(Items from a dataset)

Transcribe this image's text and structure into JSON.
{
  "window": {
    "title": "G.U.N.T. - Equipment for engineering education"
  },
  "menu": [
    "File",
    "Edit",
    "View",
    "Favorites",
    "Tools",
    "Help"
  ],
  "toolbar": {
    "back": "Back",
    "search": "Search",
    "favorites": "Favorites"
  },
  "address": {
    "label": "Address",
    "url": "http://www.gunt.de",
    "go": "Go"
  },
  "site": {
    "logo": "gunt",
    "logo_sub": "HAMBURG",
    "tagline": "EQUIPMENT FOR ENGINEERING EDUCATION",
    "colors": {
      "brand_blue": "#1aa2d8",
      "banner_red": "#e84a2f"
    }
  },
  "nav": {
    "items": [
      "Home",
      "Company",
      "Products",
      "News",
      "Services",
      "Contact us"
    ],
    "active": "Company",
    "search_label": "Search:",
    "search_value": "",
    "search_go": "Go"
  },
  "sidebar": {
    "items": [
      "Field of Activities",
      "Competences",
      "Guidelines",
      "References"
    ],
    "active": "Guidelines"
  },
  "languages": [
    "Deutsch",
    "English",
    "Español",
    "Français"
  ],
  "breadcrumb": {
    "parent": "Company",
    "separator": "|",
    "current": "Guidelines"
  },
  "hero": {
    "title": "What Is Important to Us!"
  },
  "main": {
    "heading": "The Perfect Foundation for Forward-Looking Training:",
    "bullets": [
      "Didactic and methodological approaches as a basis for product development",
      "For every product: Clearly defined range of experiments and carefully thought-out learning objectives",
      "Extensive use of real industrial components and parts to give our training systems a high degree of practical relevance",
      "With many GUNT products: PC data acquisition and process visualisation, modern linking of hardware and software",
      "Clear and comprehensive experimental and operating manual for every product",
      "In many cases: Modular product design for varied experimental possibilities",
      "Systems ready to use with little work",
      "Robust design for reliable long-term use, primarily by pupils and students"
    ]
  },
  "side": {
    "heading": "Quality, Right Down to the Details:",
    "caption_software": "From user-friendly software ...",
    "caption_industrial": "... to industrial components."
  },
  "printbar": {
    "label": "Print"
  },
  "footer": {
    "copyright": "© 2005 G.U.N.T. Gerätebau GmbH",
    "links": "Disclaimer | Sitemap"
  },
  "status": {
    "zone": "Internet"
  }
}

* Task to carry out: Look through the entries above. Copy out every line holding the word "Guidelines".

* Answer space:
      "Guidelines",
    "active": "Guidelines"
    "current": "Guidelines"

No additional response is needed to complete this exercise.